• Exercise data:
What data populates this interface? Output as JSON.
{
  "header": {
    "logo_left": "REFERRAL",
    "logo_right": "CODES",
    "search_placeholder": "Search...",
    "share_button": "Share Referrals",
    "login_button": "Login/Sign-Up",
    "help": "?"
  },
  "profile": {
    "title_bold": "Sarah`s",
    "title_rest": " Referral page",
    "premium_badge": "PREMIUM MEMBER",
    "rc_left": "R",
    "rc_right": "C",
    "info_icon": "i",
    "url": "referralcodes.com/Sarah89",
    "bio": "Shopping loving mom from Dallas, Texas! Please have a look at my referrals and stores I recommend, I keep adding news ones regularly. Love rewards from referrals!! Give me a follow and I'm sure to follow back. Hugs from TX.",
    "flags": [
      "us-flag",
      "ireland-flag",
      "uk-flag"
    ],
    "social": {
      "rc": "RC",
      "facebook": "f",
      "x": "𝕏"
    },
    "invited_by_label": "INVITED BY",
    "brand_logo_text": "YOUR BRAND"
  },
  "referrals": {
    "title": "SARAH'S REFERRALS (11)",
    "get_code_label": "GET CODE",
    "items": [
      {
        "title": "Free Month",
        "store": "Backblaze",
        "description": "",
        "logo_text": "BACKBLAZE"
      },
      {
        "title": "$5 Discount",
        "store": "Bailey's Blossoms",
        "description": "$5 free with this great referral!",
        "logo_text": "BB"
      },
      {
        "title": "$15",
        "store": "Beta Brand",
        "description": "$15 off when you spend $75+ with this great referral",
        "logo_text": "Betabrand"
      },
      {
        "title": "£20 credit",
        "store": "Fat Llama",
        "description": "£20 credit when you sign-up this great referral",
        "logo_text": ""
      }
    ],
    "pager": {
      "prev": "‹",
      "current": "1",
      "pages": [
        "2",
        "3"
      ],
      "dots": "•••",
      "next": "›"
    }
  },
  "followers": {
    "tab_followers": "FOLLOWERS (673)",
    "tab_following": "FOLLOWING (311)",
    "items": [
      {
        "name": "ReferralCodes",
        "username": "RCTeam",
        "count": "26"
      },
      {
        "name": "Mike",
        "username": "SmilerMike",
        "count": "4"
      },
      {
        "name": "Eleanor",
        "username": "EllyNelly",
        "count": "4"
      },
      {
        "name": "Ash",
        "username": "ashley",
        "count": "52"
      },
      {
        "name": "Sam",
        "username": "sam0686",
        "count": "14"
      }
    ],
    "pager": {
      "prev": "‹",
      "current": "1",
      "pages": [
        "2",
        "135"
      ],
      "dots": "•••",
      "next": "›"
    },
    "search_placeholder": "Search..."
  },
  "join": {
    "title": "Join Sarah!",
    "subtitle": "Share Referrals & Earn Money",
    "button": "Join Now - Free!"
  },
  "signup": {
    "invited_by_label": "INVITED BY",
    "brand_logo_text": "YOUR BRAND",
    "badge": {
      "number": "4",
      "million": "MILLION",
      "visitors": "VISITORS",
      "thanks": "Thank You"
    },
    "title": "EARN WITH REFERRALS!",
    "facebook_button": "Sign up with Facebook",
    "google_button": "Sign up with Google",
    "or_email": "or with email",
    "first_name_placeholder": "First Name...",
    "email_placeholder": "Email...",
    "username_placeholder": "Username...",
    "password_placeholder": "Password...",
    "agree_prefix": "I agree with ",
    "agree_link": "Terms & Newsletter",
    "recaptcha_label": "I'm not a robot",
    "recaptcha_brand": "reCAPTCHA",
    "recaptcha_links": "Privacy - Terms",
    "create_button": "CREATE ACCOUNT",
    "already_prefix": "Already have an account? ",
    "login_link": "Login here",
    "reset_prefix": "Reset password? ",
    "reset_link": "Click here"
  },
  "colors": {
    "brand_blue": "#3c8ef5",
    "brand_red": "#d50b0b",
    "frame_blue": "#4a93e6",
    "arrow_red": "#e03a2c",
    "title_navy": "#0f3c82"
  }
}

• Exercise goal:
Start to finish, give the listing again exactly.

• Problem solution:
What data populates this interface? Output as JSON.
{
  "header": {
    "logo_left": "REFERRAL",
    "logo_right": "CODES",
    "search_placeholder": "Search...",
    "share_button": "Share Referrals",
    "login_button": "Login/Sign-Up",
    "help": "?"
  },
  "profile": {
    "title_bold": "Sarah`s",
    "title_rest": " Referral page",
    "premium_badge": "PREMIUM MEMBER",
    "rc_left": "R",
    "rc_right": "C",
    "info_icon": "i",
    "url": "referralcodes.com/Sarah89",
    "bio": "Shopping loving mom from Dallas, Texas! Please have a look at my referrals and stores I recommend, I keep adding news ones regularly. Love rewards from referrals!! Give me a follow and I'm sure to follow back. Hugs from TX.",
    "flags": [
      "us-flag",
      "ireland-flag",
      "uk-flag"
    ],
    "social": {
      "rc": "RC",
      "facebook": "f",
      "x": "𝕏"
    },
    "invited_by_label": "INVITED BY",
    "brand_logo_text": "YOUR BRAND"
  },
  "referrals": {
    "title": "SARAH'S REFERRALS (11)",
    "get_code_label": "GET CODE",
    "items": [
      {
        "title": "Free Month",
        "store": "Backblaze",
        "description": "",
        "logo_text": "BACKBLAZE"
      },
      {
        "title": "$5 Discount",
        "store": "Bailey's Blossoms",
        "description": "$5 free with this great referral!",
        "logo_text": "BB"
      },
      {
        "title": "$15",
        "store": "Beta Brand",
        "description": "$15 off when you spend $75+ with this great referral",
        "logo_text": "Betabrand"
      },
      {
        "title": "£20 credit",
        "store": "Fat Llama",
        "description": "£20 credit when you sign-up this great referral",
        "logo_text": ""
      }
    ],
    "pager": {
      "prev": "‹",
      "current": "1",
      "pages": [
        "2",
        "3"
      ],
      "dots": "•••",
      "next": "›"
    }
  },
  "followers": {
    "tab_followers": "FOLLOWERS (673)",
    "tab_following": "FOLLOWING (311)",
    "items": [
      {
        "name": "ReferralCodes",
        "username": "RCTeam",
        "count": "26"
      },
      {
        "name": "Mike",
        "username": "SmilerMike",
        "count": "4"
      },
      {
        "name": "Eleanor",
        "username": "EllyNelly",
        "count": "4"
      },
      {
        "name": "Ash",
        "username": "ashley",
        "count": "52"
      },
      {
        "name": "Sam",
        "username": "sam0686",
        "count": "14"
      }
    ],
    "pager": {
      "prev": "‹",
      "current": "1",
      "pages": [
        "2",
        "135"
      ],
      "dots": "•••",
      "next": "›"
    },
    "search_placeholder": "Search..."
  },
  "join": {
    "title": "Join Sarah!",
    "subtitle": "Share Referrals & Earn Money",
    "button": "Join Now - Free!"
  },
  "signup": {
    "invited_by_label": "INVITED BY",
    "brand_logo_text": "YOUR BRAND",
    "badge": {
      "number": "4",
      "million": "MILLION",
      "visitors": "VISITORS",
      "thanks": "Thank You"
    },
    "title": "EARN WITH REFERRALS!",
    "facebook_button": "Sign up with Facebook",
    "google_button": "Sign up with Google",
    "or_email": "or with email",
    "first_name_placeholder": "First Name...",
    "email_placeholder": "Email...",
    "username_placeholder": "Username...",
    "password_placeholder": "Password...",
    "agree_prefix": "I agree with ",
    "agree_link": "Terms & Newsletter",
    "recaptcha_label": "I'm not a robot",
    "recaptcha_brand": "reCAPTCHA",
    "recaptcha_links": "Privacy - Terms",
    "create_button": "CREATE ACCOUNT",
    "already_prefix": "Already have an account? ",
    "login_link": "Login here",
    "reset_prefix": "Reset password? ",
    "reset_link": "Click here"
  },
  "colors": {
    "brand_blue": "#3c8ef5",
    "brand_red": "#d50b0b",
    "frame_blue": "#4a93e6",
    "arrow_red": "#e03a2c",
    "title_navy": "#0f3c82"
  }
}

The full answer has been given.